Hiring a freelance graphic designer can be great if your company or organization can’t afford an in-house designer. It allows you to save money as well as avoid pulling staff to create something that is out of the scope of their job.
The downside to hiring someone not full-time is they don’t know your company or your employees. Do not expect your graphic designer to go digging on your website for text, you need to have everything for them. If you aren’t detailed enough, your designer might have to go over the deadline for reasons such as constantly looking for missing content or having to make drastic changes to the design because they didn’t know your company or organization's branding.
Throughout this article you will learn how to propose a project to your designer, how to set a project budget, what to send your designer for them to be able to get started, what to do after you receive a design draft, and how to be print ready.
What to send your freelance graphic designer when proposing a project:
Every graphic designer will analyze a project differently. How I decide on whether I can take on a project or not is based on type, deadline, budget, and whether I think I will personally be a good fit for the project based on my design style.
How to set your budget:
Every freelance graphic designer will price their work differently based on their experience and project expertise. It’s important to work with someone whose design style fits your company or organization, who you can communicate with easily, and who can work within your budget.
A lot of designers starting out will offer an hourly rate because they don’t know how long a project might take them. I generally offer a set rate with the option for hourly to possibly save a client some money. I do this because a lot of my design work is for small businesses or religious organizations that don’t have a large budget.

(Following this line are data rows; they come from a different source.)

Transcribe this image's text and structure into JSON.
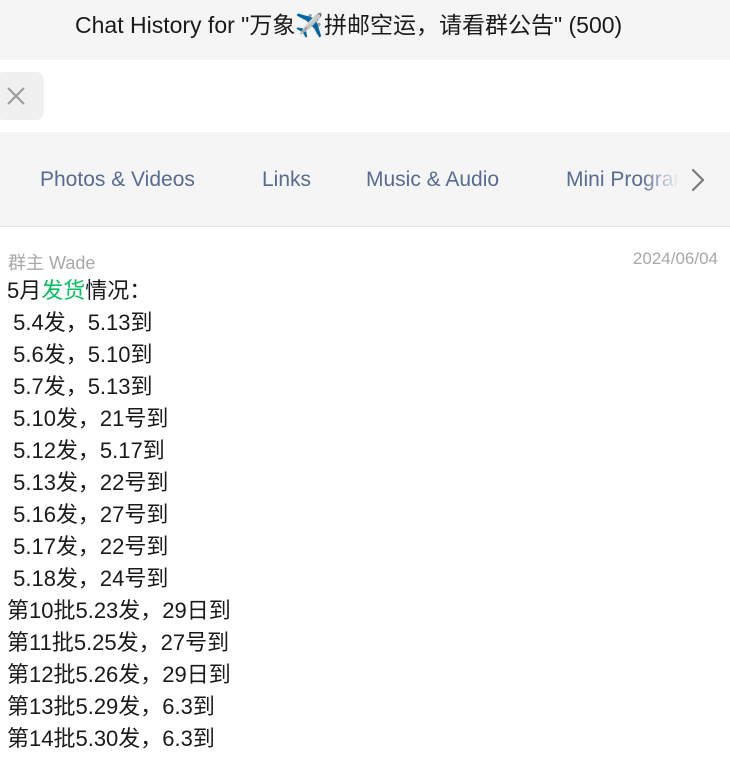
{
  "window": {
    "title": "Chat History for \"万象✈️拼邮空运，请看群公告\" (500)"
  },
  "search": {
    "value": "",
    "close_icon": "close-icon"
  },
  "tabs": [
    {
      "label": "Photos & Videos"
    },
    {
      "label": "Links"
    },
    {
      "label": "Music & Audio"
    },
    {
      "label": "Mini Programs"
    }
  ],
  "tabs_scroll_icon": "chevron-right-icon",
  "message": {
    "sender": "群主 Wade",
    "date": "2024/06/04",
    "header": {
      "prefix": "5月",
      "highlight": "发货",
      "suffix": "情况："
    },
    "highlight_color": "#07c160",
    "lines": [
      " 5.4发，5.13到",
      " 5.6发，5.10到",
      " 5.7发，5.13到",
      " 5.10发，21号到",
      " 5.12发，5.17到",
      " 5.13发，22号到",
      " 5.16发，27号到",
      " 5.17发，22号到",
      " 5.18发，24号到",
      "第10批5.23发，29日到",
      "第11批5.25发，27号到",
      "第12批5.26发，29日到",
      "第13批5.29发，6.3到",
      "第14批5.30发，6.3到"
    ]
  }
}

Remember though, a freelance graphic designer might be the only person in their business therefore every project and dollar makes a difference.
When I offer clients a price for a project, I give them a max amount. For example, past design projects for a 24-page custom booklet took me around 40+ hours and I charge $65 per hour. I can say a project like that I know will be $2,600 minimum. I will then analyze the project proposal and see if their are additional aspects to the project that may add time and cost: custom cover art, ad space design, project management, data analysis and organization, etc.
While your company or organization is setting a budget for the project, remember to take into account extra costs that can occur. If for some reason you need to add extra pages or custom work that will take the graphic designer longer, they’ll possibly need to charge you for additional hours.
The best way to stay in budget is to stay on top of the project management and have a contract so there are no discrepancies.
What to send your freelance graphic designer for them to be able to get started:
Before sending your designer any files, ask them where they would like files managed (Ex:// Google Drive or Dropbox). This keeps you from sending them multiple emails with files that might get lost or missed. Additionally, organize the files into folders which can be decided by your designer by page number content or subjects (Ex:// Branding, pictures, text, etc.).
Although you might want your designer to get started on a design while you are still collecting content for your booklet or brochure, starting and stopping work on a design can make a project look less cohesive and could cause your graphic designer to go over budget as this could make a project take longer.
Provide your company's brand guide.
Your brand guide should contain:
Create a spreadsheet outlining the booklet or brochure.
How to outline your spreadsheet:
Spreadsheet Example Slideshow:
What to do after you receive a design draft:
After you receive any design draft from your graphic designer, print the design out. This will allow you to see it how other people will see it once it’s printed. If it’s a brochure, you can fold it up. If it’s a booklet, you can staple it together and flip through.
Printing out a sample of your brochure or booklet will allow you to see the final product before you spend money on hundreds of copies that don’t look the way you imagined it on the computer screen.
Even if you don’t plan to print the design, printing it out will make it easy to go through and write notes or edits on for your graphic designer.
Be ready for print:
Once you have received the final design draft from your graphic designer, print it out one more time to make sure there are no grammatical errors and everything looks the way you want it to.
Double-check what file size your printer or online printing service will need. I will give my clients the file as a PDF, PNG, and the original Ai file. If requested, I will send over a JPG, but nowadays, mostly everything online prefers a PNG or your printer will want a PDF.